5. The number of squares of an afghan I am crocheting - yes there are probably about 50 or more, but there is always one or two less than I think there should be. If I were paranoid, I would think that someone was stealing my granny squares. Yes, I have lost count of the number of times I think I have lost my mind.

6. The number of left-over meals you can make from one $12.00 chicken on sale at Metro. Maybe 5 or 6, if you count the lunches. If I did the math, that would be about $2.00 per meal. Then again one ham and cheese sandwich with coffee from Jules is a $12.00 lunch. Time to stop counting the calories and/or the pennies.
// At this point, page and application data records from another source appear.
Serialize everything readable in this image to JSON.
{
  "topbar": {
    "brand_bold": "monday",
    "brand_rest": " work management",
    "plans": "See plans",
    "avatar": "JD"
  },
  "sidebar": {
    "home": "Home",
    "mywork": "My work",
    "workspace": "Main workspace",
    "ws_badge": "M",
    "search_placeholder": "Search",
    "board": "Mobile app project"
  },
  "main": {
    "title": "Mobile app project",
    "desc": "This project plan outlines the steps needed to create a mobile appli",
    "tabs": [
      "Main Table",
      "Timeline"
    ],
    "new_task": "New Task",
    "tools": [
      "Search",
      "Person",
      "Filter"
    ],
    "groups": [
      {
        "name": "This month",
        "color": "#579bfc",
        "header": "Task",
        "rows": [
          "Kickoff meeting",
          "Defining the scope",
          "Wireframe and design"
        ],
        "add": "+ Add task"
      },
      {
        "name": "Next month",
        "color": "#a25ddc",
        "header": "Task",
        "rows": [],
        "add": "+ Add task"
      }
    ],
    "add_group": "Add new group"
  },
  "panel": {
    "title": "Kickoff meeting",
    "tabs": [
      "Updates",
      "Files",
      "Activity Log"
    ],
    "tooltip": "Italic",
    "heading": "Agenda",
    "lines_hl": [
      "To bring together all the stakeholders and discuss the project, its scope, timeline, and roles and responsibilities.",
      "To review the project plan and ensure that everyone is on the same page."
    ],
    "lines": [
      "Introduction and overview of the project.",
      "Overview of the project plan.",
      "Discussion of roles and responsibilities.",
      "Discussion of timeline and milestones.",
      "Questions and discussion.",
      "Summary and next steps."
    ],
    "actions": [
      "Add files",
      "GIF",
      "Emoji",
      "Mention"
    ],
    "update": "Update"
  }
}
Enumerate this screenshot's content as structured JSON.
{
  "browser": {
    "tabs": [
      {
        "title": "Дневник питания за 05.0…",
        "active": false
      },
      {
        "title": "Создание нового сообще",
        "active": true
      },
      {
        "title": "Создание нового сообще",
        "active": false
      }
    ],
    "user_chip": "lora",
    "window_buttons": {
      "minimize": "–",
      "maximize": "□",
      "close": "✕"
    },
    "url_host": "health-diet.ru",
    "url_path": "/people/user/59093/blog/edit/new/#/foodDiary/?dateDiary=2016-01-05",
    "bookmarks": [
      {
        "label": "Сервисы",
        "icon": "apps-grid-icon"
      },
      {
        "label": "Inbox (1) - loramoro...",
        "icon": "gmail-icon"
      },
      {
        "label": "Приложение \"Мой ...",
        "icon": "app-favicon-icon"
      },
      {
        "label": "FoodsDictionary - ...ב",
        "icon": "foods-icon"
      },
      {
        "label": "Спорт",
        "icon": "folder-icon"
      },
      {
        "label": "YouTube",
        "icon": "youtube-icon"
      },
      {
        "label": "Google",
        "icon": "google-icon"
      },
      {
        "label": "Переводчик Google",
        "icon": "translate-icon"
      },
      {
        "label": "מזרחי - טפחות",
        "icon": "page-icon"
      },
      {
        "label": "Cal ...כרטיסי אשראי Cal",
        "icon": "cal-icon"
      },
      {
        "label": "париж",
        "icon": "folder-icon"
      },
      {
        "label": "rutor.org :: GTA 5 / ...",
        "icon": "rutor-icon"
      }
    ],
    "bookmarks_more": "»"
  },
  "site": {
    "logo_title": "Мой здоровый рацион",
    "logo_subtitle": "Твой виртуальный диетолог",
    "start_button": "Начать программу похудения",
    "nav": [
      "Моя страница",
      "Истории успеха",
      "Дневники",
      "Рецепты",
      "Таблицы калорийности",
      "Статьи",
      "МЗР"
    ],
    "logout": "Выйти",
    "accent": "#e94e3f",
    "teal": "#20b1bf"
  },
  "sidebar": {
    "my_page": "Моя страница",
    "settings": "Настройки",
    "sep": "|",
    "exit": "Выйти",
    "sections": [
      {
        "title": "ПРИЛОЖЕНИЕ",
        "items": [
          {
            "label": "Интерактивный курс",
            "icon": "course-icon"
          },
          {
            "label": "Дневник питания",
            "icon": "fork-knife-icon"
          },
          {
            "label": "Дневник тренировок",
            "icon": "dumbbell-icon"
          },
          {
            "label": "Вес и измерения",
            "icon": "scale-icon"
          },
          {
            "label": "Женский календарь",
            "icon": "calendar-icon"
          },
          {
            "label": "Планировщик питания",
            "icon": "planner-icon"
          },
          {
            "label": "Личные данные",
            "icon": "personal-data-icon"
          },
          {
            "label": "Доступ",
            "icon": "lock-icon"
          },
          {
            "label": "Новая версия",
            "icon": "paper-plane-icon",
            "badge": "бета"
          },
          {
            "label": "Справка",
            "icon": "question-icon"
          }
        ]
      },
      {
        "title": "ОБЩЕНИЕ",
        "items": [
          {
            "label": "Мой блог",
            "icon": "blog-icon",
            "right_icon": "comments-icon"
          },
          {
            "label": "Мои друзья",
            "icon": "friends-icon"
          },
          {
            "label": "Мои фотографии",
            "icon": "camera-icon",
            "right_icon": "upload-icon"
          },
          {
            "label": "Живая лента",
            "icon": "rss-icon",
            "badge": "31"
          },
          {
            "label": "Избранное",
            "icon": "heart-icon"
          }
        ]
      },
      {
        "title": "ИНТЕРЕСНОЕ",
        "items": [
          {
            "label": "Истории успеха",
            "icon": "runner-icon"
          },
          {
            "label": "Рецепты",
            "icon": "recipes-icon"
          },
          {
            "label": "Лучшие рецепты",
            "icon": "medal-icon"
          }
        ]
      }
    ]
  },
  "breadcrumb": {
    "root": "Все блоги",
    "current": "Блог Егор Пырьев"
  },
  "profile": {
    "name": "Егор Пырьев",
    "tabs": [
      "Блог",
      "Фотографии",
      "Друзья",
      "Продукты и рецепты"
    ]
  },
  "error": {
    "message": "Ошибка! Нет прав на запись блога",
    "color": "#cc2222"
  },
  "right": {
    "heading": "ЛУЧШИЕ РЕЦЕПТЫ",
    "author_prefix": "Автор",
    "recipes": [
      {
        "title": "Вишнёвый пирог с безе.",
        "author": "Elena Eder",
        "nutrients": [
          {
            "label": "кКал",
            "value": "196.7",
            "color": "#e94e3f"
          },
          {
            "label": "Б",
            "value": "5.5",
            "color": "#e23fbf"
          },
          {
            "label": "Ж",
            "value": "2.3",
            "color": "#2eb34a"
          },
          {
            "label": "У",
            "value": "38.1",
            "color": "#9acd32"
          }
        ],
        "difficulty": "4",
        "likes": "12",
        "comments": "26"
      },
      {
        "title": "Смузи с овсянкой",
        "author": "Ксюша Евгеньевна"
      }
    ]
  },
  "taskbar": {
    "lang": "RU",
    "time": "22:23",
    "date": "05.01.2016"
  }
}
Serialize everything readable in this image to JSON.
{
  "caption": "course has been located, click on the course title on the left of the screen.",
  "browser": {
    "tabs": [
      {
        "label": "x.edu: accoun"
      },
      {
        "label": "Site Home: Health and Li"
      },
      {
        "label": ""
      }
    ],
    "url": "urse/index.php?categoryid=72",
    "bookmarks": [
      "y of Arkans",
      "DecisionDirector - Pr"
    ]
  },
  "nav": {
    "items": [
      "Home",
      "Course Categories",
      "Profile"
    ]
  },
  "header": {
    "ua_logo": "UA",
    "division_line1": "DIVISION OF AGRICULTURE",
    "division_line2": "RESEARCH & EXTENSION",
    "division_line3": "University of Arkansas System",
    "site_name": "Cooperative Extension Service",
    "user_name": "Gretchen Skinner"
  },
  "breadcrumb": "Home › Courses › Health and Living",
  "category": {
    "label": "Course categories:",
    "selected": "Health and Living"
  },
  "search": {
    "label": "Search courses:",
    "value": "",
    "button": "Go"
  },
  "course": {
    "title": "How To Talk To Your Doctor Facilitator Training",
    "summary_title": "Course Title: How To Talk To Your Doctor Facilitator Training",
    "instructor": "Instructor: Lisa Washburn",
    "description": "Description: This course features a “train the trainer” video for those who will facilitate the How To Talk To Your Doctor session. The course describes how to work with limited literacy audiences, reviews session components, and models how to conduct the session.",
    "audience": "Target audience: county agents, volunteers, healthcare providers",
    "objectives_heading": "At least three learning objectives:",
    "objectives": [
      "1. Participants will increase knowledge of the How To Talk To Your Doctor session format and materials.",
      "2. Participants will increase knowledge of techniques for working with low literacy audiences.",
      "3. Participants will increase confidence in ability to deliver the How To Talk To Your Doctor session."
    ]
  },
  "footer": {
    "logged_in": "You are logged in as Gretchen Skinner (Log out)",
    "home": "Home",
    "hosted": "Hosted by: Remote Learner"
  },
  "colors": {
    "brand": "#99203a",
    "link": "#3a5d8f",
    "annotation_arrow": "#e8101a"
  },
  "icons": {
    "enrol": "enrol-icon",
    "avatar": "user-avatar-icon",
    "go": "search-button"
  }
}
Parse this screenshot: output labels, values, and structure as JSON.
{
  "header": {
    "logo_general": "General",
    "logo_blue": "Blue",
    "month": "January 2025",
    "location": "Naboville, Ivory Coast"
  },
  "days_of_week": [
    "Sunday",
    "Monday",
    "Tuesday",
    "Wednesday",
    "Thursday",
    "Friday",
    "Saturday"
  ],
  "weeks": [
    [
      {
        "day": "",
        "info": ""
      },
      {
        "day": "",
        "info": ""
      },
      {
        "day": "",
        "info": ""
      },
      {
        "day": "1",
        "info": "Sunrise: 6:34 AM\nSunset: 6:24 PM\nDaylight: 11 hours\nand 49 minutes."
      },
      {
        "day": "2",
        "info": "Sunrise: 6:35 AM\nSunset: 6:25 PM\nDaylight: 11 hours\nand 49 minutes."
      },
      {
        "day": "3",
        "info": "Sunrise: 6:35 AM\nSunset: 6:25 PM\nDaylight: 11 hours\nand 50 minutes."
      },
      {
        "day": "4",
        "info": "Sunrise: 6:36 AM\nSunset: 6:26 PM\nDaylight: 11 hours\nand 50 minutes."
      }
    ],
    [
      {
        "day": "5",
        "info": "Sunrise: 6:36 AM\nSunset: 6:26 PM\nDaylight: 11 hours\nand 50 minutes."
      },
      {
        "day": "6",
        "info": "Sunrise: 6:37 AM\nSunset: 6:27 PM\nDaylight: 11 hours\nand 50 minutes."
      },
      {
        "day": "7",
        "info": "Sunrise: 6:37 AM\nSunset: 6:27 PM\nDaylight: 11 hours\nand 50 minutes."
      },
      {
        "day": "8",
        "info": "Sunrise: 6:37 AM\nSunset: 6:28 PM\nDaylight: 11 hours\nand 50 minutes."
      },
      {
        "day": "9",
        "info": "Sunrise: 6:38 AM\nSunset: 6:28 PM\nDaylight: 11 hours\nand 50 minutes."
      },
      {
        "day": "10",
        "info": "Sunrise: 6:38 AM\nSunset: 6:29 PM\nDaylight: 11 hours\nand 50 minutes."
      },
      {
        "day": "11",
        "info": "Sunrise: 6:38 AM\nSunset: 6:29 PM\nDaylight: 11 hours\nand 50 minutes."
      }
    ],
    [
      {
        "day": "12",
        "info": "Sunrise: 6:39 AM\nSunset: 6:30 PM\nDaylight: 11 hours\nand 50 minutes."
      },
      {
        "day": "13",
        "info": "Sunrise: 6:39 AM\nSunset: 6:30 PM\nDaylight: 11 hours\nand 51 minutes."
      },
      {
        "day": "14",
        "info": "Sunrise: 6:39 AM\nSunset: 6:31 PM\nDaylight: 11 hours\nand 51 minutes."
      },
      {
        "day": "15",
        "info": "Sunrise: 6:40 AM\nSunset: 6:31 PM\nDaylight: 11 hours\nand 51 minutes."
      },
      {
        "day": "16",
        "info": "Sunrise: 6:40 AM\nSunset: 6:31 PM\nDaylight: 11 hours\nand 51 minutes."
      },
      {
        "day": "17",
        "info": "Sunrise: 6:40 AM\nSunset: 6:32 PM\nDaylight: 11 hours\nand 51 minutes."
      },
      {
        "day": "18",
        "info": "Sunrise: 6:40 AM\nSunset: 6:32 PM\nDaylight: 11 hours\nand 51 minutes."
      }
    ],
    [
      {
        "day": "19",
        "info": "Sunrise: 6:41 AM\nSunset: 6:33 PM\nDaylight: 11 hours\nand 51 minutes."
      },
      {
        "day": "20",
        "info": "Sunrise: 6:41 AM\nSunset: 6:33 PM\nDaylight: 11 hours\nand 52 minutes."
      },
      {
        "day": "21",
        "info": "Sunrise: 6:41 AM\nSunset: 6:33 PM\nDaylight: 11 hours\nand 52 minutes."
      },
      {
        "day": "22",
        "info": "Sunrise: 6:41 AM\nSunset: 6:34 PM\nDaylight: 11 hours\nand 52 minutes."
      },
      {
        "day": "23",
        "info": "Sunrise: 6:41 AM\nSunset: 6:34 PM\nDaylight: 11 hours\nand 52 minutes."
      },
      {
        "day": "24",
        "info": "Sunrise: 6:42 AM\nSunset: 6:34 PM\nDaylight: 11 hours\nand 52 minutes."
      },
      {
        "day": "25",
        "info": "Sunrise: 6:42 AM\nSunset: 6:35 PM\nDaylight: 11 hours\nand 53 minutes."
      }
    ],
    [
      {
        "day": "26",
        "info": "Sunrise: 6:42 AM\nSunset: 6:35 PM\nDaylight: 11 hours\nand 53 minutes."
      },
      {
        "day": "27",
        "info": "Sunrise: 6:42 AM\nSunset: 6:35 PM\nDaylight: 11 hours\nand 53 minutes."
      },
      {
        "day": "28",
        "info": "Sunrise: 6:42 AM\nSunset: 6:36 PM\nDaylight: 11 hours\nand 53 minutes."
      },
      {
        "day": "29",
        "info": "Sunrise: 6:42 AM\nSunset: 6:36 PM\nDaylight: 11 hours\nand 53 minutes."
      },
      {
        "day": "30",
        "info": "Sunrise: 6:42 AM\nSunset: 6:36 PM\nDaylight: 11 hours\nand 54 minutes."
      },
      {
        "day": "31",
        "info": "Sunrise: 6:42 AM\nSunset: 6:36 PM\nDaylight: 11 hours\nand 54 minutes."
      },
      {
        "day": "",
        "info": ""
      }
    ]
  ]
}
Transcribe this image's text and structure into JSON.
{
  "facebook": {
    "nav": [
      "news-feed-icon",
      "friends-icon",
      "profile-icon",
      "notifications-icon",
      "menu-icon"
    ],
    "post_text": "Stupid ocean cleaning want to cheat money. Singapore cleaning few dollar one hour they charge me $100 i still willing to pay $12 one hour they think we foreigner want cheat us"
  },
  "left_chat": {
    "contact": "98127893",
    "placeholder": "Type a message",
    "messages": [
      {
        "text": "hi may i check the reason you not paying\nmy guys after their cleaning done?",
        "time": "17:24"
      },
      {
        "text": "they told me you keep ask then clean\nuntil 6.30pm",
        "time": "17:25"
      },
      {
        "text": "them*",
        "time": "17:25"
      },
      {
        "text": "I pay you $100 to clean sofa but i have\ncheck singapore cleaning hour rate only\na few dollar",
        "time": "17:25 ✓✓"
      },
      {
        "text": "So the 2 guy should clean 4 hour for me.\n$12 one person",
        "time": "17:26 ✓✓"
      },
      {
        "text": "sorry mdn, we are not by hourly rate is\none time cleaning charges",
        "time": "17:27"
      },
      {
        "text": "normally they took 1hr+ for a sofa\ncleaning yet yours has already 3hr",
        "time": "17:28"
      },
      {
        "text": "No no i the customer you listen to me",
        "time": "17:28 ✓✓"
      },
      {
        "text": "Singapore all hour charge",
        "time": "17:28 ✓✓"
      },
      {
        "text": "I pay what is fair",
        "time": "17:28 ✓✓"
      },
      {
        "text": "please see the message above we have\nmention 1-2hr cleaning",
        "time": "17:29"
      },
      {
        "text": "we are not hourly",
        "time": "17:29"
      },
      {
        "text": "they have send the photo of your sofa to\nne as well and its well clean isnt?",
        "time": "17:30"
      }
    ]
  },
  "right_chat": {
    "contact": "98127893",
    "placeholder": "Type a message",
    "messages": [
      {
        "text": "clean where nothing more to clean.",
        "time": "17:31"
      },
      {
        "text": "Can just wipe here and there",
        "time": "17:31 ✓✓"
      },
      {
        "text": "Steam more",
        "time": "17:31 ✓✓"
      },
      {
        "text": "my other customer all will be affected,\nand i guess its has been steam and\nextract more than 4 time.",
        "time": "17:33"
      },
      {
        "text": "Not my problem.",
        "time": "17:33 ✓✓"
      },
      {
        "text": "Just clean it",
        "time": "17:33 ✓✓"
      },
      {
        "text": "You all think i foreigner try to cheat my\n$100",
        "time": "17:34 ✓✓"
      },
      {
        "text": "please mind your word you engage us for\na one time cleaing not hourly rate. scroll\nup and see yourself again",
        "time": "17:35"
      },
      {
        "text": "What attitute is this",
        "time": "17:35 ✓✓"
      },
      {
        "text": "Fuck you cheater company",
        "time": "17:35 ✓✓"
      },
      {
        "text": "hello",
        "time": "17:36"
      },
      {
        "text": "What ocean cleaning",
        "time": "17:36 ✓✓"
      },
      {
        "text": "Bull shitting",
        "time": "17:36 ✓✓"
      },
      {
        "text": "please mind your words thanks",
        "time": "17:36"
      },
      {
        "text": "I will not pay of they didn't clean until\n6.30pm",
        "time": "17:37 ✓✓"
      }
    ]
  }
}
7. The number of times I check my e-mail for some enlightenment. I could count the spam, but that would be too depressing.

8. The number of plants in my house. I bought a few to ease the boredom of the lockdowns. However, they grow and breed and now I have so many that I have lost count....

9. The number of snowdrops in the garden that have come up through the leaves that have not been raked, because of the number of days that have been below zero.

10. The number of sighs breathed in an hour to fill the time waiting for something to happen, to count, to be an accomplishment, to be rapture!!

The pictures? Things that count.

Have an awesome day

Friday, February 25, 2022

Oceans of Snow

The Winter of 2022 might just go down as the Winter from Hell. Well maybe I shouldn't say Hell, because it's warm there (or so I am told, I've never actually been) and should, as a result, melt everything. This Winter is definitely right up there with the Winter of 1970-71 where I distinctly remember a country road with snowbanks so high they met at the top and created a tunnel, even for the snow plow - wow!

My mother would say it wasn't anything like the Winter of 1944 (I wouldn't know), when the milkman couldn't get his horse-drawn cart up Gladstone Ave. to deliver milk to my grandmother's house because she fostered babies (5 at a time) from the Infant's Home and they needed that milk!! Hence (love that word) the milkman walked half a fairly long city block, with at least six quarts of milk through knee-high drifts to make sure these babies were fed. They don't make them like this anymore!

So, here we are with white caps on an ocean of snow. Drifts like the breakers of a moody sea swell and swirl, eddy and heave with the wind and the changing light. They are pretty, if you don't have to navigate them. The view from the upper deck is just fine.

The pictures? I know a little repetitious - go figure.

Have a precious day.